In which case over the past few days some lucky disaster has been the beneficiary of a real windfall, complements of me.
For the past few days I've been in a state of anxious worry, aka Anxiety.
Anxiety is my pet peeve, my bete noir .
On the other hand it does keep my weight in check. I do believe if I could kick back, relax, and take life in stride I'd immediately pack on twenty pounds. But if I could kick back, relax, and take life in stride the twenty pounds would be worth it.
Sometimes my anxiety is free-floating. Sometimes it's event-specific.
Anxiety causes people like me to mislabel life's occasional set-backs or bouts of turbulence as disasters, when in truth we're just worried that the turbulence will never settle, that we'll never recover from the set-back, which we assume will lead then to actual disaster.
But then we do recover, things do settle back to normal, and we've just shelled out a small fortune in gratuitous worry.
But Anxiety doesn't only rob me of the serenity to accept the things I cannot change as well as the wisdom to know the difference between what I can and cannot change.
It hits me with writer's block.
Over the past few days Anxiety has been hanging around, making me pay dividends to some non-existent, undeserving disaster while it's been keeping me from writing.
People who are in the grip of mental disquiet sometimes say that they just can't get out of their head.

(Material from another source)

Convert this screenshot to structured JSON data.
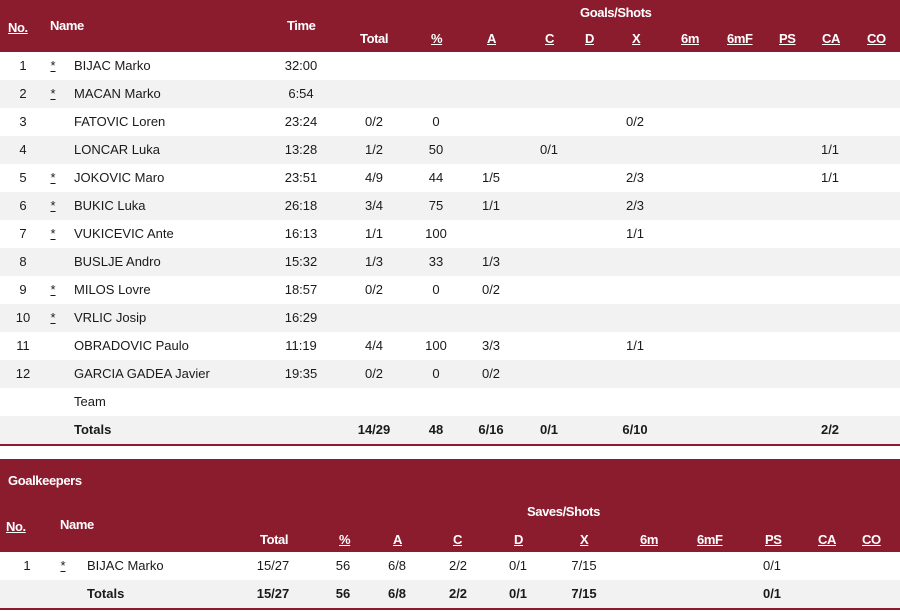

When I'm feeling anxious I seem to have the opposite problem. It's like I can't get into my head.
It's like Anxiety has hacked into my cerebral hard-drive and stomped each of my ideas with that big grey screen with the meh face that says:
Meanwhile my mental disquiet starts taking on a corporeal manifestation in my imagination as a big purple monster with blank white eyes and horns, sort of an evil Sesame Street character called - what else - Anxiety.
As my attempts to express my ideas fall flat without the inspiration needed to make them float, Anxiety whispers in my ear, "Don't even bother. Nobody cares what you think about why the Amish might have started opening up to outsiders. Or Isis destroying the ancient art of a people. Or your daughter's quarantine."
To which I reply, "It doesn't matter whether anybody cares about what I write. It only matters that I care."
To which Anxiety, moving even closer to my ear, hisses, "But right now even you don't care. Right now all you can focus on is me, me, me!"
"Fine, I snap at this figment of of my fretful imagination, come in sit down, make yourself at home, why don't you. How about a cup of tea."
"Sure," quips Anxiety, settling its big self into a chair at my kitchen table, "But you're still not getting back into your head."
Except that, by writing this, I already am.